» The data:
+ + + + + + +

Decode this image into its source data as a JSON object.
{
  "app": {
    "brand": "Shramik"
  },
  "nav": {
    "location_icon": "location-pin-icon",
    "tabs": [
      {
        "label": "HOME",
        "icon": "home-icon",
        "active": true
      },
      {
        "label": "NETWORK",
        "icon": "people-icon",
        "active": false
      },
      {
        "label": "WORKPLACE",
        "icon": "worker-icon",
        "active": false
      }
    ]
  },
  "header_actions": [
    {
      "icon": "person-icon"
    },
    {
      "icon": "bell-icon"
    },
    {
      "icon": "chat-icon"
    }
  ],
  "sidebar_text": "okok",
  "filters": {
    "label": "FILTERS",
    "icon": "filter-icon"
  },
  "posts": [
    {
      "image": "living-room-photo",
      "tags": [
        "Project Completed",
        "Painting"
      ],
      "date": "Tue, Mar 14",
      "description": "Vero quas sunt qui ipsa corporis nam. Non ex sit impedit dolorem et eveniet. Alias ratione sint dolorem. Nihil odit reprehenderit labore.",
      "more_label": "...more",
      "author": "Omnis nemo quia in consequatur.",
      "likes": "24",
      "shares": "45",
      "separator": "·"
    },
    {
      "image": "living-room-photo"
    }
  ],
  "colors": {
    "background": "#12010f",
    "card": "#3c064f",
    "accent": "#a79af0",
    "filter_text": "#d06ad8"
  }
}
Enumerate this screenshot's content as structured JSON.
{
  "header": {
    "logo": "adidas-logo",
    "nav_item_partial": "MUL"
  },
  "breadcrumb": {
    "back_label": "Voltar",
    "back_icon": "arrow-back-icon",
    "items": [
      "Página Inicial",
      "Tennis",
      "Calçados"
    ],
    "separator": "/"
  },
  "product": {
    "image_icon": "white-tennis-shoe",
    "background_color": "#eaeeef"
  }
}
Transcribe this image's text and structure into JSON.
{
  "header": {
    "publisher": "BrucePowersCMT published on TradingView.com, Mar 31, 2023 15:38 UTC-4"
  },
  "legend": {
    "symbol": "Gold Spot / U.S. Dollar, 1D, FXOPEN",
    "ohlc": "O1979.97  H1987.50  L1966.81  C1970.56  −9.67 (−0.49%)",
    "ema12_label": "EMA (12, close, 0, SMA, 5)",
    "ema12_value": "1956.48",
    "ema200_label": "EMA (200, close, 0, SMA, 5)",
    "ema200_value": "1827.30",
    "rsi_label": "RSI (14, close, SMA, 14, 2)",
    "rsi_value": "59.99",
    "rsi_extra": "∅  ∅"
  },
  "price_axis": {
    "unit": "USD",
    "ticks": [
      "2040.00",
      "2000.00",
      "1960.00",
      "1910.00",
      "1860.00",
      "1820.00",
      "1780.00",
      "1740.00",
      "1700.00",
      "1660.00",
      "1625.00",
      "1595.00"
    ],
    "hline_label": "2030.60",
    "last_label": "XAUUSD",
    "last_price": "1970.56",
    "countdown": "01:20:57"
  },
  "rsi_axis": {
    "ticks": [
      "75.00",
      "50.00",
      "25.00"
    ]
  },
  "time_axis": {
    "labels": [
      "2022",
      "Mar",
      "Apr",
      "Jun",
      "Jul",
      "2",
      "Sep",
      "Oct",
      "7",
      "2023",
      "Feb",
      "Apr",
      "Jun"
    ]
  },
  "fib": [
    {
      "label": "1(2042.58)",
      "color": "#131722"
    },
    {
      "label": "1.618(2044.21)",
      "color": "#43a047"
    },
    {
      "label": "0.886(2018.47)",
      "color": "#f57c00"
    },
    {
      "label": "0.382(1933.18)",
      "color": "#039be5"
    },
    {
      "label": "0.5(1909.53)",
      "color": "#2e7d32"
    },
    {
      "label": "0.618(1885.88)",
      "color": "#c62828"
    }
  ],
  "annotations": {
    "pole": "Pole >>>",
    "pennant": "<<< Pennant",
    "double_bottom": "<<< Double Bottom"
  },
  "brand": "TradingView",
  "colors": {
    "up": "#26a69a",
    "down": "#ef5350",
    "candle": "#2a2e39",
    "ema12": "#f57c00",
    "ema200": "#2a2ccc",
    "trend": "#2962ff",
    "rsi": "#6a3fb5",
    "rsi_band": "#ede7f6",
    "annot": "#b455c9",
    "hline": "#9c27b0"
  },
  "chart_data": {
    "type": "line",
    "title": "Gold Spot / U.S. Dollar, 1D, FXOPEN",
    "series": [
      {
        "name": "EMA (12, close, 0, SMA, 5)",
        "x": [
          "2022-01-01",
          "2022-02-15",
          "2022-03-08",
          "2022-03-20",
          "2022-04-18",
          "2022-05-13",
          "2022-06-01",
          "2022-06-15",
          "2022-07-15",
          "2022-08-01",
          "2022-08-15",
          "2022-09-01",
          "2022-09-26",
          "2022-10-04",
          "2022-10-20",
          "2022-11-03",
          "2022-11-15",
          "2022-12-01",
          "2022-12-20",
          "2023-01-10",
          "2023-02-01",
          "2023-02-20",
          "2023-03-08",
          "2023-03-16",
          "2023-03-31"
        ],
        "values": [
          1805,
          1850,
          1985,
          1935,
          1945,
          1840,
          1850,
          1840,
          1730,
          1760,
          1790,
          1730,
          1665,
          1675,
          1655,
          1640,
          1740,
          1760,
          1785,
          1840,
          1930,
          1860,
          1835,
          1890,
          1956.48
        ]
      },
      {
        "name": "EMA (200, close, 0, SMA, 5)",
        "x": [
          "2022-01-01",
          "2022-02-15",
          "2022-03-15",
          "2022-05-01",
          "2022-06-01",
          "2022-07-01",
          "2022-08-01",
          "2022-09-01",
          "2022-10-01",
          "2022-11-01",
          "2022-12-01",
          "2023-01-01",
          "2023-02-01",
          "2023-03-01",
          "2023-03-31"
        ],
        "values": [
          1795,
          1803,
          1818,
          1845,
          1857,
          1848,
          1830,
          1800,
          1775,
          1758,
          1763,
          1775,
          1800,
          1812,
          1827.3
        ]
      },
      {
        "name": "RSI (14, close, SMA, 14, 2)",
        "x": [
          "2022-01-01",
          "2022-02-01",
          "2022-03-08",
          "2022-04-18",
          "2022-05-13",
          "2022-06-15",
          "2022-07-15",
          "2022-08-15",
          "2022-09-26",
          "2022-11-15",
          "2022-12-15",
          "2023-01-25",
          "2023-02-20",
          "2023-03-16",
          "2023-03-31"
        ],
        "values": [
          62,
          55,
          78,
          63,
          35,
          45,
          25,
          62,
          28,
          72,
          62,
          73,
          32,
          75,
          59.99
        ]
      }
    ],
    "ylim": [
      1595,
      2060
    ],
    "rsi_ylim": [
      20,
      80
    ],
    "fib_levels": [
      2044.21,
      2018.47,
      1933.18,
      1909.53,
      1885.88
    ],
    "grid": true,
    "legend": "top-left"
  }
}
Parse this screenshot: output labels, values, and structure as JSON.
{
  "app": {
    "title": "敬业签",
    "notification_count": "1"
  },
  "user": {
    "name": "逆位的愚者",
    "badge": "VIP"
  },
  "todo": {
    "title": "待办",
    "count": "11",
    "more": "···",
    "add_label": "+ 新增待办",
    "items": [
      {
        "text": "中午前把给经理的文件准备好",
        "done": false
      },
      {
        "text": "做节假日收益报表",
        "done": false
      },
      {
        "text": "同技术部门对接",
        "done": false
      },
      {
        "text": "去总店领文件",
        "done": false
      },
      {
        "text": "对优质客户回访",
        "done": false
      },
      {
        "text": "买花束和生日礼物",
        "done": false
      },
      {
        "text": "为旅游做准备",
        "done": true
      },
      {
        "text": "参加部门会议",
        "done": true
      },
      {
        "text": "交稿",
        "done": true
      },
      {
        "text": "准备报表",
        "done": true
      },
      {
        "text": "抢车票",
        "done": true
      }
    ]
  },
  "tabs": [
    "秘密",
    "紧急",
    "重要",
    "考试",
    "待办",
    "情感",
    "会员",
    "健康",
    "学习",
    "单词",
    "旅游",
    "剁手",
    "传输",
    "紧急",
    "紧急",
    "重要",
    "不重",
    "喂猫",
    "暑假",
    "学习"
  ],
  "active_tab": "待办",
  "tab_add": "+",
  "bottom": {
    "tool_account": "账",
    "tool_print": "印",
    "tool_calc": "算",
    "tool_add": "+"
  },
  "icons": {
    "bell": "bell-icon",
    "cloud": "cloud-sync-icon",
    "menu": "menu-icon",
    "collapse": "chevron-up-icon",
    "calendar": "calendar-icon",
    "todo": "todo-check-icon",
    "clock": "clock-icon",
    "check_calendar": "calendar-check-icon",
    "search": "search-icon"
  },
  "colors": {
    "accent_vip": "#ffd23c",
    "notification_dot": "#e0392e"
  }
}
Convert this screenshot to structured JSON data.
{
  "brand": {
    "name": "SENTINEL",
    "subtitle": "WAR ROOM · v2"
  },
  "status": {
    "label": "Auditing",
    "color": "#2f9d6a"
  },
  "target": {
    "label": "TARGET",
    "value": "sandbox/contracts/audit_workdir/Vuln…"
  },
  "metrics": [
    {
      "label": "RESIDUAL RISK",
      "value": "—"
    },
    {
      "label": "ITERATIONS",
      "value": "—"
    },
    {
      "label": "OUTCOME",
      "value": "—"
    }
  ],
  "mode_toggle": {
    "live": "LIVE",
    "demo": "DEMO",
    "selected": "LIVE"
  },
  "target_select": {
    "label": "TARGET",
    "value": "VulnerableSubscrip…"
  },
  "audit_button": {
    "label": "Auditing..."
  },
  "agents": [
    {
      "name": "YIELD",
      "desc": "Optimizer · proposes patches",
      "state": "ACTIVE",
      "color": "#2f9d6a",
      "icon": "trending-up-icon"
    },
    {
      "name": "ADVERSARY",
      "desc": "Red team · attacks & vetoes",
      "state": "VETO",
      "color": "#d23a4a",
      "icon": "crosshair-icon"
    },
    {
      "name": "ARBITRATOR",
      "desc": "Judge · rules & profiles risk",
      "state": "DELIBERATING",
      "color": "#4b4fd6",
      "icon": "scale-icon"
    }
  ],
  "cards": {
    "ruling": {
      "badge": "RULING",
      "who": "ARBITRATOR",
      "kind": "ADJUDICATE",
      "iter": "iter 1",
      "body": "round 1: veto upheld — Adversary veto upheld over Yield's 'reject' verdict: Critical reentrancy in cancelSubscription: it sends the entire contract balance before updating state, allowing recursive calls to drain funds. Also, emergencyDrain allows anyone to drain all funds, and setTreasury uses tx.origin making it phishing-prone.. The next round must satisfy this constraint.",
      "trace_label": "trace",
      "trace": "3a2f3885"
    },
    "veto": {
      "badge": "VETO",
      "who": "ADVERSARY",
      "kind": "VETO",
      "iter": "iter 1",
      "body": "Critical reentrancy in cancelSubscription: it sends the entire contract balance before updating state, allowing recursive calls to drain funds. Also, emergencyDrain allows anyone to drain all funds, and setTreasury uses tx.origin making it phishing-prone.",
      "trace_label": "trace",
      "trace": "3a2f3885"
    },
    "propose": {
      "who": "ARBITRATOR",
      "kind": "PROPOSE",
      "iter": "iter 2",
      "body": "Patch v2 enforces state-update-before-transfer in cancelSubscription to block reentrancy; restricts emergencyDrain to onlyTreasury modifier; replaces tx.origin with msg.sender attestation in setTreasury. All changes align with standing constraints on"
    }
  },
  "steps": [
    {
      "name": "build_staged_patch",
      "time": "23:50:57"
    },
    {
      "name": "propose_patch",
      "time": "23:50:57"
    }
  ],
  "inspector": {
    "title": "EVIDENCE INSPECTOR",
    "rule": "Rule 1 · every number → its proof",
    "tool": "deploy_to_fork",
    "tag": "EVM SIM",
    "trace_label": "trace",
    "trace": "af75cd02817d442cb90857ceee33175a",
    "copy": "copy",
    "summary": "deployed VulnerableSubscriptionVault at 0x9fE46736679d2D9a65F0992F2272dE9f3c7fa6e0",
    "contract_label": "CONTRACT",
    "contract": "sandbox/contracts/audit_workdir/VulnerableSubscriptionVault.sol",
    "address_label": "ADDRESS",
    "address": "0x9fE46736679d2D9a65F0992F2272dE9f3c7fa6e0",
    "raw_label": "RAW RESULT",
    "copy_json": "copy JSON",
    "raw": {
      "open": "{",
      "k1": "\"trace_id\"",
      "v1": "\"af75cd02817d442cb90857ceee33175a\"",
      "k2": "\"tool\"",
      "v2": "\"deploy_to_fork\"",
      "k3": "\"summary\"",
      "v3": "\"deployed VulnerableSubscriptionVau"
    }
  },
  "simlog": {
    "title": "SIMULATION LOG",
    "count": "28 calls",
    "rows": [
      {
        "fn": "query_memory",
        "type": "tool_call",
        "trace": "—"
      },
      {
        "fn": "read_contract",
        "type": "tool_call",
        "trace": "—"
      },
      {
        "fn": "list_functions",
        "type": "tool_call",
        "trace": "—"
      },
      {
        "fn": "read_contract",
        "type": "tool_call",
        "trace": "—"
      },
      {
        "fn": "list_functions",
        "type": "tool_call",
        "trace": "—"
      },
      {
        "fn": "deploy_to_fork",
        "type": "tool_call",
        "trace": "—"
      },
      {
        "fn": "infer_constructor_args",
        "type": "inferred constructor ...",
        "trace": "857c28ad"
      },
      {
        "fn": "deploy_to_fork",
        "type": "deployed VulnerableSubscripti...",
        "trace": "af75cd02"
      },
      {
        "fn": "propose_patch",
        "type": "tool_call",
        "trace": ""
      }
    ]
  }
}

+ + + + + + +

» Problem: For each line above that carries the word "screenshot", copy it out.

» The completed task:
Enumerate this screenshot's content as structured JSON.
Parse this screenshot: output labels, values, and structure as JSON.
Convert this screenshot to structured JSON data.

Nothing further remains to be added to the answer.